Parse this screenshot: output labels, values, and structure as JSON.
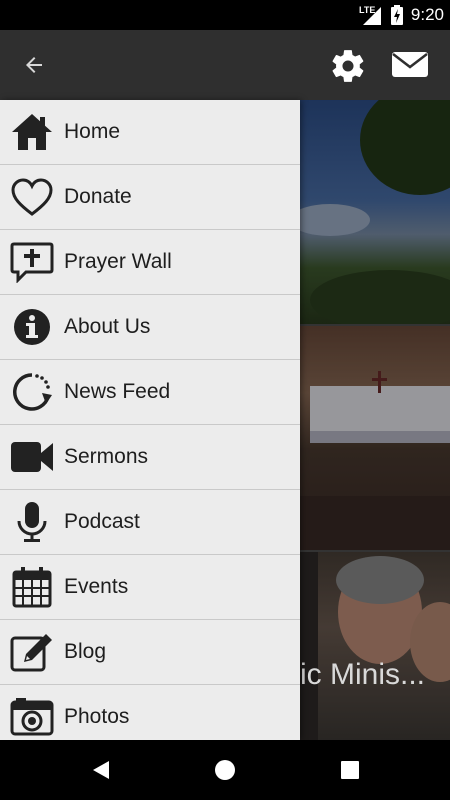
{
  "status_bar": {
    "network": "LTE",
    "time": "9:20"
  },
  "app_bar": {
    "back_icon": "arrow-back-icon",
    "settings_icon": "gear-icon",
    "mail_icon": "envelope-icon"
  },
  "drawer": {
    "items": [
      {
        "label": "Home",
        "icon": "home-icon"
      },
      {
        "label": "Donate",
        "icon": "heart-icon"
      },
      {
        "label": "Prayer Wall",
        "icon": "speech-bubble-cross-icon"
      },
      {
        "label": "About Us",
        "icon": "info-icon"
      },
      {
        "label": "News Feed",
        "icon": "refresh-feed-icon"
      },
      {
        "label": "Sermons",
        "icon": "video-camera-icon"
      },
      {
        "label": "Podcast",
        "icon": "microphone-icon"
      },
      {
        "label": "Events",
        "icon": "calendar-icon"
      },
      {
        "label": "Blog",
        "icon": "edit-icon"
      },
      {
        "label": "Photos",
        "icon": "camera-icon"
      }
    ]
  },
  "content": {
    "tile_caption": "ic Minis..."
  },
  "nav_bar": {
    "back": "triangle-back-icon",
    "home": "circle-home-icon",
    "recents": "square-recents-icon"
  },
  "colors": {
    "app_bar": "#2f2f2f",
    "drawer_bg": "#ececec",
    "divider": "#c9c9c9",
    "text": "#1e1e1e"
  }
}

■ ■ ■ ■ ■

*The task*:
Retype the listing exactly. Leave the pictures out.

*Answer*:
Parse this screenshot: output labels, values, and structure as JSON.
{
  "status_bar": {
    "network": "LTE",
    "time": "9:20"
  },
  "app_bar": {
    "back_icon": "arrow-back-icon",
    "settings_icon": "gear-icon",
    "mail_icon": "envelope-icon"
  },
  "drawer": {
    "items": [
      {
        "label": "Home",
        "icon": "home-icon"
      },
      {
        "label": "Donate",
        "icon": "heart-icon"
      },
      {
        "label": "Prayer Wall",
        "icon": "speech-bubble-cross-icon"
      },
      {
        "label": "About Us",
        "icon": "info-icon"
      },
      {
        "label": "News Feed",
        "icon": "refresh-feed-icon"
      },
      {
        "label": "Sermons",
        "icon": "video-camera-icon"
      },
      {
        "label": "Podcast",
        "icon": "microphone-icon"
      },
      {
        "label": "Events",
        "icon": "calendar-icon"
      },
      {
        "label": "Blog",
        "icon": "edit-icon"
      },
      {
        "label": "Photos",
        "icon": "camera-icon"
      }
    ]
  },
  "content": {
    "tile_caption": "ic Minis..."
  },
  "nav_bar": {
    "back": "triangle-back-icon",
    "home": "circle-home-icon",
    "recents": "square-recents-icon"
  },
  "colors": {
    "app_bar": "#2f2f2f",
    "drawer_bg": "#ececec",
    "divider": "#c9c9c9",
    "text": "#1e1e1e"
  }
}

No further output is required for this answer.